Milestones to be added to all GRDC projects (using germplasm) to state the following; Germplasm to be sourced via the AGG (if available), germplasm used in project to be offered to AGG for long term storage with any restrictions noted, information linked to germplasm be supplied to AGG.
Continued introduction of landrace and wild relatives for pre-breeding.
Continued development of GRIN-Global to allow links to other databases. This would include the use of the Genesys portal.
Collaborative project for the build up of selected barley and wheat mapping populations for accessioning and long term storage at the AGG.
The sustainability of Australian agriculture is dependent on continued access to new sources of germplasm to enable plant breeders to breed or select new, improved varieties of crops and forages. No country is self sufficient with respect to plant germplasm needed by plant breeding programs. The recently agreed International Treaty on Plant Genetic Resources for Food and Agriculture will enable researchers to gain access to germplasm collections in many other countries.

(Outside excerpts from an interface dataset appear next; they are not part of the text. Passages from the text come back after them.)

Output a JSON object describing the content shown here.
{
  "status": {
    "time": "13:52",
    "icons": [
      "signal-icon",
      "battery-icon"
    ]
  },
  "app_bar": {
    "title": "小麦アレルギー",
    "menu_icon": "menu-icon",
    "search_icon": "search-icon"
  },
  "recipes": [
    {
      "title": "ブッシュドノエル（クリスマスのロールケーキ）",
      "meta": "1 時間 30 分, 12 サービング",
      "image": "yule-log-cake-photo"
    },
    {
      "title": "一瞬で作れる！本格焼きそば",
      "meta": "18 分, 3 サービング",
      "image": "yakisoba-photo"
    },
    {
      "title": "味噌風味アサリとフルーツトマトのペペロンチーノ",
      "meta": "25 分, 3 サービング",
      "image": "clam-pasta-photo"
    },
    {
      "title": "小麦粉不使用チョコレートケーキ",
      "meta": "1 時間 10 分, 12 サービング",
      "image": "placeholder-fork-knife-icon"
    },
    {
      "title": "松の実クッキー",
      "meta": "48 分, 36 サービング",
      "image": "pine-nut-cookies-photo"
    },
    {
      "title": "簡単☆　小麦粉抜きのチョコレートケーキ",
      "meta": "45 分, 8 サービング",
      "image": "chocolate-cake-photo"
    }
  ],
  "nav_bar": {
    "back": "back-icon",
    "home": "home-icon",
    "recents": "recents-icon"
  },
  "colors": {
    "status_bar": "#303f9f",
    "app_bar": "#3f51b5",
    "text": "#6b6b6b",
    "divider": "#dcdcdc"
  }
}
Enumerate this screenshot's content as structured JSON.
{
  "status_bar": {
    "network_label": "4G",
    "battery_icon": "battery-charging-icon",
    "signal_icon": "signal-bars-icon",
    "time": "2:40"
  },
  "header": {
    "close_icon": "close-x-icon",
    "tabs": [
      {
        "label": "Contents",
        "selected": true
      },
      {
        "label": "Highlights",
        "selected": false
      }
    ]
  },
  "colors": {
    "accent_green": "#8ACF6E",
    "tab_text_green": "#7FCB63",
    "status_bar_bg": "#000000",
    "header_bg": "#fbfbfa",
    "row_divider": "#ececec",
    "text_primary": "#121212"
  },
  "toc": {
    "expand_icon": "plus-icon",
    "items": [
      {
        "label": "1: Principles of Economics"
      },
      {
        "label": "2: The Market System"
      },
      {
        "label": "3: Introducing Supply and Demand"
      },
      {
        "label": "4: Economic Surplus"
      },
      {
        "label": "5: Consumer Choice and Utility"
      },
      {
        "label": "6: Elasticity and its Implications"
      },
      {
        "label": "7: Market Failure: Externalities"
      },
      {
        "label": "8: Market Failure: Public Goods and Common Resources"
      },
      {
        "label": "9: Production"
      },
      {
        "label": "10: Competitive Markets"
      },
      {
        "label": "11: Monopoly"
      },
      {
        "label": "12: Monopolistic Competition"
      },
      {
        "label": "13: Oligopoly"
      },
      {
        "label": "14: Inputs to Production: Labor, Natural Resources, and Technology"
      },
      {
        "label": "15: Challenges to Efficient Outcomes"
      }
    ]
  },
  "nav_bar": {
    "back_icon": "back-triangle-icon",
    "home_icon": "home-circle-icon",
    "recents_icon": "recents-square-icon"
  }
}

This project for winter cereals genetic resources will (1) acquire new germplasm of priority accessions from overseas, (2) ensure long term conservation of germplasm accessions with critical genetic diversity of exceptional value and (3) enhance use of the germplasm collections by research clients.
The transition towards the AGG has enabled the following procedures to be undertaken:
Standardisation of storage conditions - all seed will be stored long term at -18oC.
Centralised database (GRIN-Global) which enables ’on-line’ searching and requesting, allowing greater access to germplasm for researchers - domestic and international.
Ability to satisfy Australia’s responsibilities under the Treaty by the use of material transfer agreements (MTAs).
One point of contact in Australia for international organisations.
The major achievements of the project are most easily measured in terms of transactions of seed coming into and being distributed by the AWCC. In 2011/12, 15,159 seed samples were distributed to both domestic and international researchers with the emphasis on ancestral and landrace types. The seed distributed to international clients has remained at a similar level to 2010 - an increase over previous years. This is partly due to the exposure the AWCC has had from collaborative international projects. The resources have also been fully used to identify sources of boron tolerance, salt tolerance in durums and new sources of resistance in Russian wheat aphid, powdery mildew and stem rust. New FIGS sets include heat tolerance, drought tolerance, Rubisco, salinity and frost tolerance in wheat and powdery mildew, frost and Russian wheat aphid in barley. Crown rot FIGS sets in bread wheat and durum are planned.
Australian Grains Genebank (AGG)
The transition towards the establishment of the AGG has been achieved.
The national agreement and funding for an AGG at Horsham for all GRDC mandated field crops collections was achieved, leading to a ministerial launch of AGG on 11 April 2012. A steering committee was formed to plan and oversee the seamless transition of germplasm and information to the AGG.
Specifications for the AGG building were developed by the curators of the current genebanks at Biloela, Tamworth and Horsham.
GRIN-Global (GG) was chosen to be the new database to enable ‘on line’ searching and requesting. This will increase use of the germplasm in long term storage by Australian and international researchers. Protocols for implementing this database in Australia have been largely completed, with the goal of loading all the passport data by March 2013.
The continued use of FIGS for the identification of germplasm in response to researchers’ needs for wheat, oats and barley.
GRIN-Global to be used as a vehicle to allow data to be available in Genesys. (http://www.genesys-pgr.org/)
Use of the standard material transfer agreement (SMTA) or other designated restrictions with all germplasm distribution.
Was this page helpful?